After polishing off the latte, I was good to go...for about a week! As I left, I was excited to see some Lotsa Pasta sandwiches available in the cooler. I grabbed a couple to take home for lunch over the next couple of days. As always, they were excellent as well. One was a wonderful mix of artichoke hearts, roasted red peppers, onions and olives. The other was a mix of cheeses that was perfectly sinful, especially after I zapped it for 15 seconds! The cheeses got ooey-gooey and oh so yummy! I just might have to make a trip to Java every weekend.

Saturday, June 12, 2010

First Time for Everything...

Obviously, I haven't posted in quite awhile. Studying for an MBA while working full time and having a 45-minute commute (one way) doesn't lend itself to much culinary experimentation! :-) I haven't been anywhere new recently. The times I have been out in the last few months have been unmitigated disasters nearly every time, so I decided to try something new at home.

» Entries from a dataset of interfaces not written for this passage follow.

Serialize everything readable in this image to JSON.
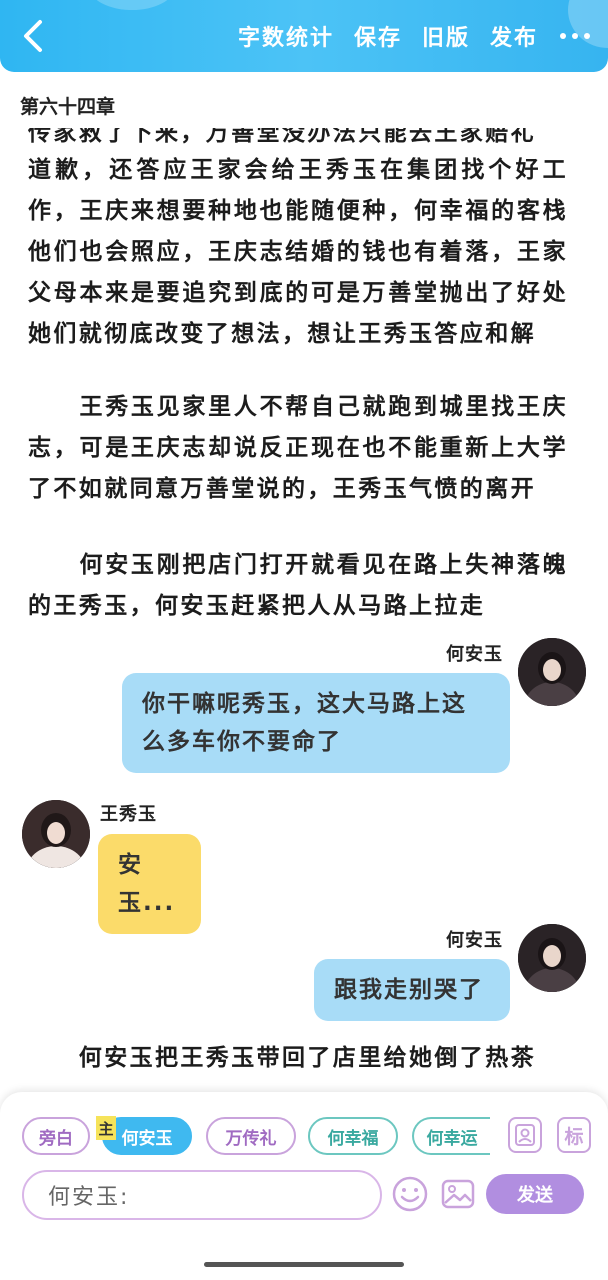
{
  "header": {
    "actions": [
      "字数统计",
      "保存",
      "旧版",
      "发布"
    ]
  },
  "chapter": {
    "title": "第六十四章"
  },
  "content": {
    "clipped_line": "传家救了下来，万善堂没办法只能去王家赔礼",
    "para1": "道歉，还答应王家会给王秀玉在集团找个好工作，王庆来想要种地也能随便种，何幸福的客栈他们也会照应，王庆志结婚的钱也有着落，王家父母本来是要追究到底的可是万善堂抛出了好处她们就彻底改变了想法，想让王秀玉答应和解",
    "para2": "　　王秀玉见家里人不帮自己就跑到城里找王庆志，可是王庆志却说反正现在也不能重新上大学了不如就同意万善堂说的，王秀玉气愤的离开",
    "para3": "　　何安玉刚把店门打开就看见在路上失神落魄的王秀玉，何安玉赶紧把人从马路上拉走",
    "para4": "　　何安玉把王秀玉带回了店里给她倒了热茶"
  },
  "messages": [
    {
      "speaker": "何安玉",
      "text": "你干嘛呢秀玉，这大马路上这么多车你不要命了"
    },
    {
      "speaker": "王秀玉",
      "text": "安玉..."
    },
    {
      "speaker": "何安玉",
      "text": "跟我走别哭了"
    }
  ],
  "composer": {
    "host_badge": "主",
    "chips": [
      "旁白",
      "何安玉",
      "万传礼",
      "何幸福",
      "何幸运"
    ],
    "icon_label": "标",
    "input_value": "何安玉:",
    "send_label": "发送"
  },
  "colors": {
    "header": "#3fb9f0",
    "bubble_blue": "#a8dcf7",
    "bubble_yellow": "#fbdb6a",
    "accent_purple": "#b18ee0"
  }
}
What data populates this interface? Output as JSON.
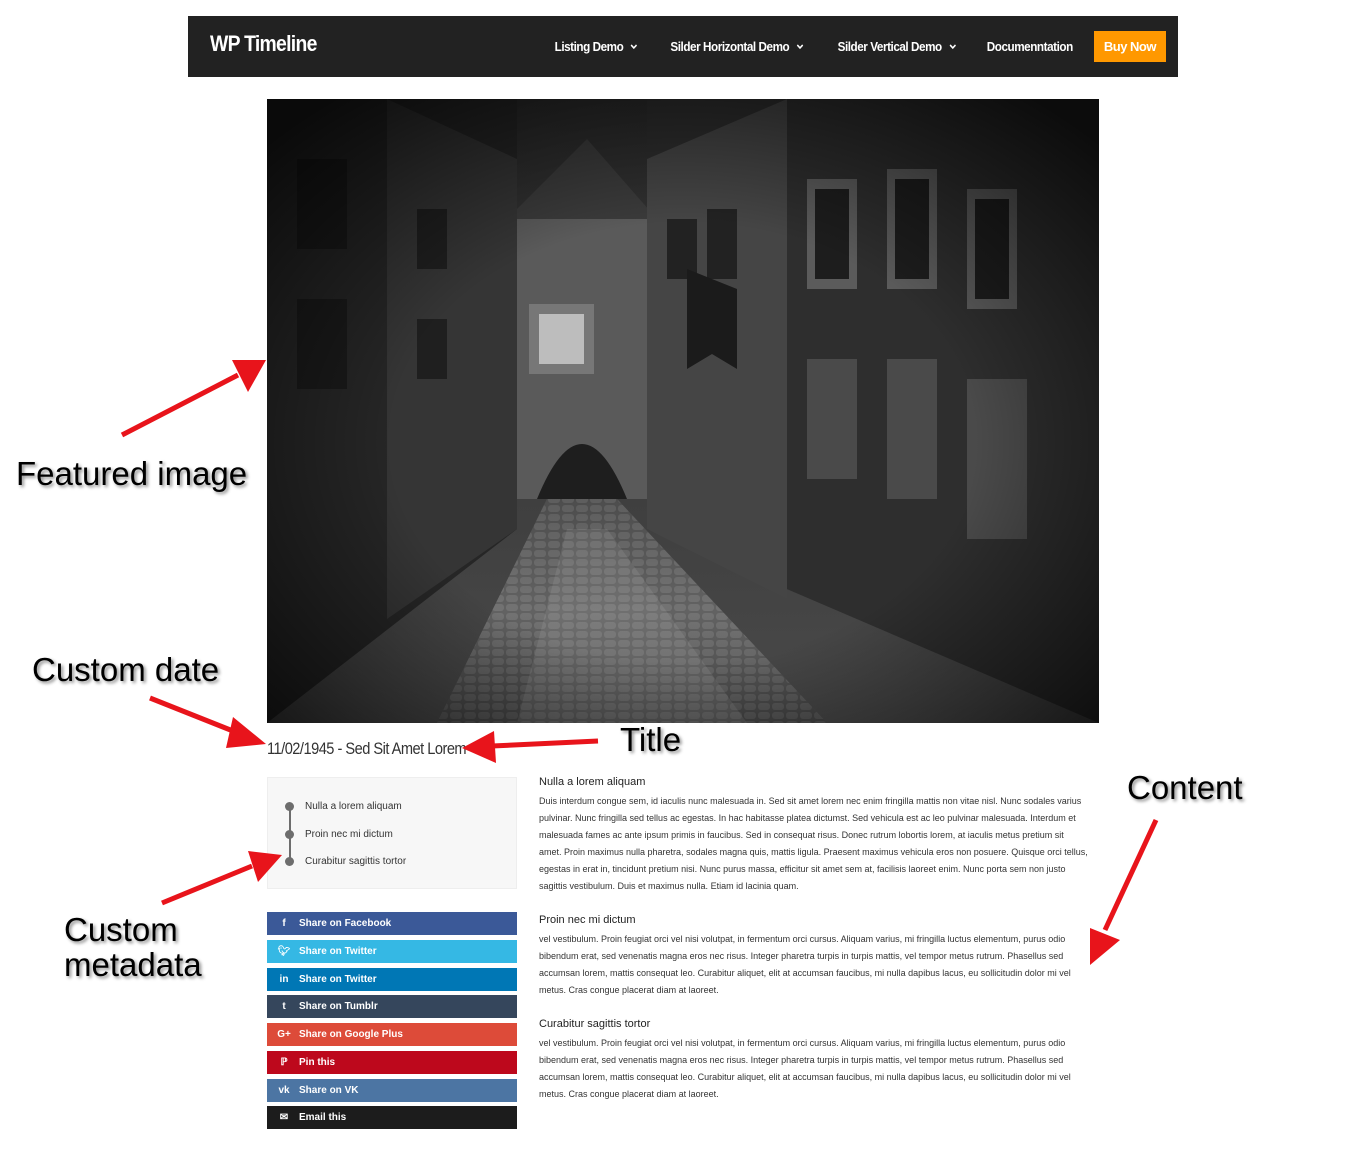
{
  "navbar": {
    "brand": "WP Timeline",
    "menu": [
      {
        "label": "Listing Demo",
        "has_dropdown": true
      },
      {
        "label": "Silder Horizontal Demo",
        "has_dropdown": true
      },
      {
        "label": "Silder Vertical Demo",
        "has_dropdown": true
      },
      {
        "label": "Documenntation",
        "has_dropdown": false
      }
    ],
    "buy_label": "Buy Now",
    "buy_color": "#ff9800"
  },
  "post": {
    "title": "11/02/1945 - Sed Sit Amet Lorem"
  },
  "metadata": [
    "Nulla a lorem aliquam",
    "Proin nec mi dictum",
    "Curabitur sagittis tortor"
  ],
  "share": [
    {
      "label": "Share on Facebook",
      "icon": "facebook-icon",
      "color": "#3b5998"
    },
    {
      "label": "Share on Twitter",
      "icon": "twitter-icon",
      "color": "#35b8e4"
    },
    {
      "label": "Share on Twitter",
      "icon": "linkedin-icon",
      "color": "#0077b5"
    },
    {
      "label": "Share on Tumblr",
      "icon": "tumblr-icon",
      "color": "#35465c"
    },
    {
      "label": "Share on Google Plus",
      "icon": "google-plus-icon",
      "color": "#dd4b39"
    },
    {
      "label": "Pin this",
      "icon": "pinterest-icon",
      "color": "#bd081c"
    },
    {
      "label": "Share on VK",
      "icon": "vk-icon",
      "color": "#4c75a3"
    },
    {
      "label": "Email this",
      "icon": "email-icon",
      "color": "#1c1c1c"
    }
  ],
  "content": [
    {
      "heading": "Nulla a lorem aliquam",
      "lines": [
        "Duis interdum congue sem, id iaculis nunc malesuada in. Sed sit amet lorem nec enim fringilla mattis non vitae nisl. Nunc sodales varius",
        "pulvinar. Nunc fringilla sed tellus ac egestas. In hac habitasse platea dictumst. Sed vehicula est ac leo pulvinar malesuada. Interdum et",
        "malesuada fames ac ante ipsum primis in faucibus. Sed in consequat risus. Donec rutrum lobortis lorem, at iaculis metus pretium sit",
        "amet. Proin maximus nulla pharetra, sodales magna quis, mattis ligula. Praesent maximus vehicula eros non posuere. Quisque orci tellus,",
        "egestas in erat in, tincidunt pretium nisi. Nunc purus massa, efficitur sit amet sem at, facilisis laoreet enim. Nunc porta sem non justo",
        "sagittis vestibulum. Duis et maximus nulla. Etiam id lacinia quam."
      ]
    },
    {
      "heading": "Proin nec mi dictum",
      "lines": [
        "vel vestibulum. Proin feugiat orci vel nisi volutpat, in fermentum orci cursus. Aliquam varius, mi fringilla luctus elementum, purus odio",
        "bibendum erat, sed venenatis magna eros nec risus. Integer pharetra turpis in turpis mattis, vel tempor metus rutrum. Phasellus sed",
        "accumsan lorem, mattis consequat leo. Curabitur aliquet, elit at accumsan faucibus, mi nulla dapibus lacus, eu sollicitudin dolor mi vel",
        "metus. Cras congue placerat diam at laoreet."
      ]
    },
    {
      "heading": "Curabitur sagittis tortor",
      "lines": [
        "vel vestibulum. Proin feugiat orci vel nisi volutpat, in fermentum orci cursus. Aliquam varius, mi fringilla luctus elementum, purus odio",
        "bibendum erat, sed venenatis magna eros nec risus. Integer pharetra turpis in turpis mattis, vel tempor metus rutrum. Phasellus sed",
        "accumsan lorem, mattis consequat leo. Curabitur aliquet, elit at accumsan faucibus, mi nulla dapibus lacus, eu sollicitudin dolor mi vel",
        "metus. Cras congue placerat diam at laoreet."
      ]
    }
  ],
  "annotations": {
    "featured_image": "Featured image",
    "custom_date": "Custom date",
    "title": "Title",
    "content": "Content",
    "custom_metadata_line1": "Custom",
    "custom_metadata_line2": "metadata",
    "arrow_color": "#e8141b"
  }
}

A couple days ago I decided to try my hand at paella. Having never attempted it, I was a little nervous, but nonetheless, decided to give it a shot...on a weeknight...after being at work for 10 hours. Maybe not the best plan to start with.

Searched for a recipe online and decided to go with Tyler Florence's "Ultimate Paella" recipe. It seemed realistic, so I stopped by the grocery to pick up the ingredients, took them home, and started in on it.

Sauteing the chorizo, garlic and onion went perfectly, browning the chicken was a little tough as the chicken stuck to the pan, but this being my first true foray into using my stainless steel skillet, I kinda expected that. But then, it started getting dicey. I didn't read the recipe clearly and forgot to drain the tomatoes before adding them. whoops. So it didn't caramelize like it should, but I figured it would be okay after the rice soaked up the excess liquid, I would just not add all the water called for.

The rice cooked as it should, and then I added back in the chorizo and chicken...soooo...there are special paella pans for a reason. A large skillet was NOT big enough. Slopping over the sides and much frustration followed. Proceeded to let it cook for the requisite time...check the chicken, and it's still raw. Really raw. 2 hours have already passed, 9 o'clock is swift approaching, and knowing that there was no way to cook the chicken any faster without destroying the rice and everything else in the pan, I decided to give up the game.

So what did I learn? To either roast the chicken while the rest of the rice and everything else was cooking, to just use boneless chicken breasts instead of on-the-bone chicken, or to boil the chicken and shred it and add the already cooked chicken to the paella.

Maybe I'll try it again. When I do, I will cut the recipe in half to prevent the Mount Vesuvius of paella from swamping my stove.

Live and learn.